What is raised PSA?
Raised prostate-specific antigen (PSA) in the blood can be caused by medical conditions such as prostatitis or a urinary tract infection, age, or often another harmless cause. In certain instances, it could suggest prostate cancer. PSA is a protein which is produced by both cancerous and noncancerous tissues within the prostate. The prostate is the gland which is situated directly underneath the male bladder. PSA is mostly found in the semen, although it is normal for a little amount to be in the blood.
A PSA test is usually recommended in order to ascertain if there are elevated levels of PSA in the blood. A PSA test is a common way of screening for prostate cancer, but raised PSA can also indicate other conditions such as an enlarged or inflamed prostate. As such, the interpretation of a high PSA score's significance can be complex.
Symptoms of raised PSA
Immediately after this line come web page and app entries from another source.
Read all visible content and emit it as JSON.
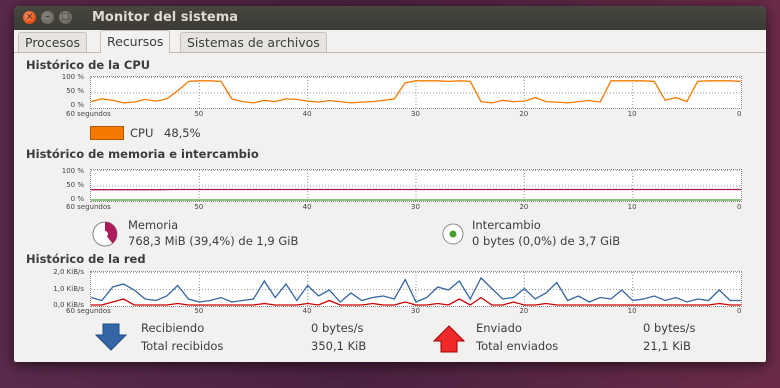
{
  "window": {
    "title": "Monitor del sistema"
  },
  "tabs": [
    {
      "label": "Procesos",
      "active": false
    },
    {
      "label": "Recursos",
      "active": true
    },
    {
      "label": "Sistemas de archivos",
      "active": false
    }
  ],
  "cpu": {
    "heading": "Histórico de la CPU",
    "y_ticks": [
      "100 %",
      "50 %",
      "0 %"
    ],
    "x_first": "60 segundos",
    "x_ticks": [
      "50",
      "40",
      "30",
      "20",
      "10",
      "0"
    ],
    "legend_label": "CPU",
    "legend_value": "48,5%",
    "color": "#f57900"
  },
  "memory": {
    "heading": "Histórico de memoria e intercambio",
    "y_ticks": [
      "100 %",
      "50 %",
      "0 %"
    ],
    "x_first": "60 segundos",
    "x_ticks": [
      "50",
      "40",
      "30",
      "20",
      "10",
      "0"
    ],
    "mem_label": "Memoria",
    "mem_value": "768,3 MiB (39,4%) de 1,9 GiB",
    "swap_label": "Intercambio",
    "swap_value": "0 bytes (0,0%) de 3,7 GiB",
    "mem_color": "#ad1c5a",
    "swap_color": "#4aa02c"
  },
  "network": {
    "heading": "Histórico de la red",
    "y_ticks": [
      "2,0 KiB/s",
      "1,0 KiB/s",
      "0,0 KiB/s"
    ],
    "x_first": "60 segundos",
    "x_ticks": [
      "50",
      "40",
      "30",
      "20",
      "10",
      "0"
    ],
    "recv_label": "Recibiendo",
    "recv_value": "0 bytes/s",
    "recv_total_label": "Total recibidos",
    "recv_total_value": "350,1 KiB",
    "sent_label": "Enviado",
    "sent_value": "0 bytes/s",
    "sent_total_label": "Total enviados",
    "sent_total_value": "21,1 KiB",
    "recv_color": "#3465a4",
    "sent_color": "#cc0000"
  },
  "chart_data": [
    {
      "type": "line",
      "title": "Histórico de la CPU",
      "x": [
        60,
        59,
        58,
        57,
        56,
        55,
        54,
        53,
        52,
        51,
        50,
        49,
        48,
        47,
        46,
        45,
        44,
        43,
        42,
        41,
        40,
        39,
        38,
        37,
        36,
        35,
        34,
        33,
        32,
        31,
        30,
        29,
        28,
        27,
        26,
        25,
        24,
        23,
        22,
        21,
        20,
        19,
        18,
        17,
        16,
        15,
        14,
        13,
        12,
        11,
        10,
        9,
        8,
        7,
        6,
        5,
        4,
        3,
        2,
        1,
        0
      ],
      "series": [
        {
          "name": "CPU",
          "values": [
            20,
            30,
            25,
            15,
            18,
            28,
            22,
            30,
            60,
            95,
            97,
            97,
            95,
            30,
            20,
            15,
            25,
            20,
            30,
            28,
            22,
            18,
            24,
            20,
            15,
            18,
            20,
            25,
            30,
            90,
            97,
            97,
            97,
            95,
            97,
            95,
            20,
            15,
            25,
            20,
            22,
            35,
            20,
            18,
            15,
            20,
            24,
            18,
            97,
            97,
            97,
            97,
            95,
            25,
            35,
            20,
            95,
            97,
            97,
            97,
            95
          ]
        }
      ],
      "ylim": [
        0,
        100
      ]
    },
    {
      "type": "line",
      "title": "Histórico de memoria e intercambio",
      "series": [
        {
          "name": "Memoria",
          "values": [
            38,
            38,
            38,
            38,
            39,
            39,
            39,
            39,
            39,
            39,
            39,
            39,
            39,
            39,
            39,
            39,
            39,
            39,
            39,
            39,
            39,
            39,
            39,
            39,
            39,
            39,
            39,
            39,
            39,
            39,
            39
          ]
        },
        {
          "name": "Intercambio",
          "values": [
            0,
            0,
            0,
            0,
            0,
            0,
            0,
            0,
            0,
            0,
            0,
            0,
            0,
            0,
            0,
            0,
            0,
            0,
            0,
            0,
            0,
            0,
            0,
            0,
            0,
            0,
            0,
            0,
            0,
            0,
            0
          ]
        }
      ],
      "ylim": [
        0,
        100
      ]
    },
    {
      "type": "line",
      "title": "Histórico de la red",
      "series": [
        {
          "name": "Recibiendo",
          "values": [
            0.5,
            0.3,
            1.2,
            1.4,
            1.0,
            0.4,
            0.3,
            0.6,
            1.3,
            0.4,
            0.2,
            0.3,
            0.5,
            0.2,
            0.3,
            0.4,
            1.6,
            0.5,
            1.4,
            0.3,
            1.3,
            0.6,
            1.0,
            0.2,
            0.8,
            0.3,
            0.5,
            0.6,
            0.4,
            1.7,
            0.2,
            0.5,
            1.2,
            1.0,
            1.6,
            0.4,
            1.8,
            1.1,
            0.4,
            0.5,
            1.1,
            0.4,
            0.8,
            1.5,
            0.3,
            0.6,
            0.2,
            0.5,
            0.4,
            1.0,
            0.3,
            0.4,
            0.6,
            0.3,
            0.5,
            0.2,
            0.4,
            0.3,
            1.0,
            0.3,
            0.3
          ]
        },
        {
          "name": "Enviado",
          "values": [
            0,
            0,
            0.2,
            0.4,
            0,
            0,
            0,
            0,
            0.1,
            0,
            0,
            0,
            0,
            0,
            0,
            0,
            0.1,
            0,
            0,
            0,
            0.1,
            0,
            0.3,
            0,
            0,
            0,
            0.1,
            0,
            0,
            0.2,
            0,
            0,
            0.1,
            0,
            0.4,
            0,
            0.5,
            0,
            0,
            0.2,
            0,
            0,
            0.1,
            0,
            0,
            0,
            0,
            0,
            0,
            0,
            0,
            0,
            0,
            0,
            0,
            0,
            0,
            0,
            0.1,
            0,
            0
          ]
        }
      ],
      "ylim": [
        0,
        2.0
      ]
    }
  ]
}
If prostatitis is causing your raised PSA levels, you may experience symptoms such as; fever, pain when urinating, ejaculation issues, or pressure in the rectum. If you have a urinary tract infection, another raised PSA cause, you could experience pain when urinating, an inability to urinate, or see blood in the urine. However, many patients with prostate cancer often have no symptoms, some however have disturbance in their urinary flow.
Causes of raised PSA
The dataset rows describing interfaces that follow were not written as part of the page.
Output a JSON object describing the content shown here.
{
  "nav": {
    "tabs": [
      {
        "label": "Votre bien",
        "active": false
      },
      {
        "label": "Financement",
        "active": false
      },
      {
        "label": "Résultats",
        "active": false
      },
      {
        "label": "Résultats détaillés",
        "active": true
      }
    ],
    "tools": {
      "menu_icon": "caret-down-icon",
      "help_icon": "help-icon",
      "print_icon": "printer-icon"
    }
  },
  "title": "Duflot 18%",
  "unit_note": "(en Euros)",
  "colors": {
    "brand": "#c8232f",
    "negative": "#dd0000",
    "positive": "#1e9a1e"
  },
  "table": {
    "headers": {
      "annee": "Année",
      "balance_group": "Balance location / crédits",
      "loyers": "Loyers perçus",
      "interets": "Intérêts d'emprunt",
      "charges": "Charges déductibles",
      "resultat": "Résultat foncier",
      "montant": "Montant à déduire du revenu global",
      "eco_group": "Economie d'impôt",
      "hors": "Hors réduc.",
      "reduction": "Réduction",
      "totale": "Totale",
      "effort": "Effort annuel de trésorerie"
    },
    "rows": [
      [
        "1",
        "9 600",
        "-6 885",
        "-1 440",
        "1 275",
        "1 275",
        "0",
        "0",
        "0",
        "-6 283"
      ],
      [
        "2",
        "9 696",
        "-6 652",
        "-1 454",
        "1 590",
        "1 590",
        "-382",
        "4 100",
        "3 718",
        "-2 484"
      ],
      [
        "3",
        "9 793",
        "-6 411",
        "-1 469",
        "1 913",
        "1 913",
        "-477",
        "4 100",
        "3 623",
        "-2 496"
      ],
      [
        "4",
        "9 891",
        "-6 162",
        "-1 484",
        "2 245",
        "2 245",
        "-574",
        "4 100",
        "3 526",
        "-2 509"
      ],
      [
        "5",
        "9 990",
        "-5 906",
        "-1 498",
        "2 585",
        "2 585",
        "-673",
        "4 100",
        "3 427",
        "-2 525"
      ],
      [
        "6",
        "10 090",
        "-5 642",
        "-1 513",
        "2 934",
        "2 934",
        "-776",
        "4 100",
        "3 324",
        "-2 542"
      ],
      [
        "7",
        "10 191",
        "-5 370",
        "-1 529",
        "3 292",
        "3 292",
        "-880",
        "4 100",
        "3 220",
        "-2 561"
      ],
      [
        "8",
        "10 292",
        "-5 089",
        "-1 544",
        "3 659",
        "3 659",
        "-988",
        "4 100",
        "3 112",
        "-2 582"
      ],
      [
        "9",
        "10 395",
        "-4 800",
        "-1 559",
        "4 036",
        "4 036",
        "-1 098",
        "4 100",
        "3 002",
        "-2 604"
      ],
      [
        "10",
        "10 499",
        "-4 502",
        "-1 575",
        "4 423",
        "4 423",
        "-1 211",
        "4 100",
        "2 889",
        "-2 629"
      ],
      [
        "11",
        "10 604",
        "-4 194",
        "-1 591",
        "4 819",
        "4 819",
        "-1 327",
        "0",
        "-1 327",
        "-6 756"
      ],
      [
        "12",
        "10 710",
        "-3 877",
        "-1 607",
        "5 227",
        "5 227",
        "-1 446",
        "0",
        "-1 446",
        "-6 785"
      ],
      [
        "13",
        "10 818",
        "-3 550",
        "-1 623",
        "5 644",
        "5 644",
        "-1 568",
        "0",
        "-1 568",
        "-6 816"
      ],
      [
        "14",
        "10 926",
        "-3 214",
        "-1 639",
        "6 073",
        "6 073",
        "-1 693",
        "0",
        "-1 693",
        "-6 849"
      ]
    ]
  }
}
While men with prostate cancer usually show elevated levels of PSA, that is not the only known cause of raised PSA. Other possible causes include; age, as PSA levels tend to increase as we get older; benign prostatic hyperplasia, which is an enlarged prostate that can increase PSA levels; prostatitis, a chronic inflammation of the prostate; a recent medical procedure such as a prostate exam or urinary catheter insertion; intense exercises; changes in ejaculation; and a urinary tract infection.
Treatment options for raised PSA
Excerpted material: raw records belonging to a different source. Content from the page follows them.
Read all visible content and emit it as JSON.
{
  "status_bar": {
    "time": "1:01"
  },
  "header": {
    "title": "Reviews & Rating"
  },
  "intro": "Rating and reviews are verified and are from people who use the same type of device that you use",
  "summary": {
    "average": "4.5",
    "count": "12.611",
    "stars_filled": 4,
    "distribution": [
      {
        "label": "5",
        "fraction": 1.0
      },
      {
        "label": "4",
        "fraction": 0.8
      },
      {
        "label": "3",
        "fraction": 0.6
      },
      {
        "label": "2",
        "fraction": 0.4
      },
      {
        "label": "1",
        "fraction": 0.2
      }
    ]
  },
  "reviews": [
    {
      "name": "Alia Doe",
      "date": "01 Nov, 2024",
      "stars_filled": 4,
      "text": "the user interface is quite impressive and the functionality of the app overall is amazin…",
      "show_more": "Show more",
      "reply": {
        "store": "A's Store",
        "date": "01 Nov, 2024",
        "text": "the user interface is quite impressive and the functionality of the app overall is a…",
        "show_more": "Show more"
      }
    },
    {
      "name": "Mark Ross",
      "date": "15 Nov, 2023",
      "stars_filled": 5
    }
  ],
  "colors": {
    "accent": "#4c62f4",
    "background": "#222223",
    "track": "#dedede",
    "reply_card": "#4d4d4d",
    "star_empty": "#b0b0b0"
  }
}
After undergoing a PSA test - which is a simple procedure that involves drawing blood (usually from the arm) with a needle - that has shown a raised PSA level, your doctor can advise you on the next steps.
Mr Kaba will assess your PSA velocity (a measurement of PSA level change over a time period which could reveal a significant increase that indicates the presence of cancer) and PSA density. Typically, however this often requires an MRI scan of your prostate with a transperineal biopsy if required.
State-of-the-art treatments and investigations
Mr Kaba performs a wide range of cutting-edge, advanced urology treatments. He is skilled in minimally invasive procedures, offering more options to patients in their treatment of urologic disease.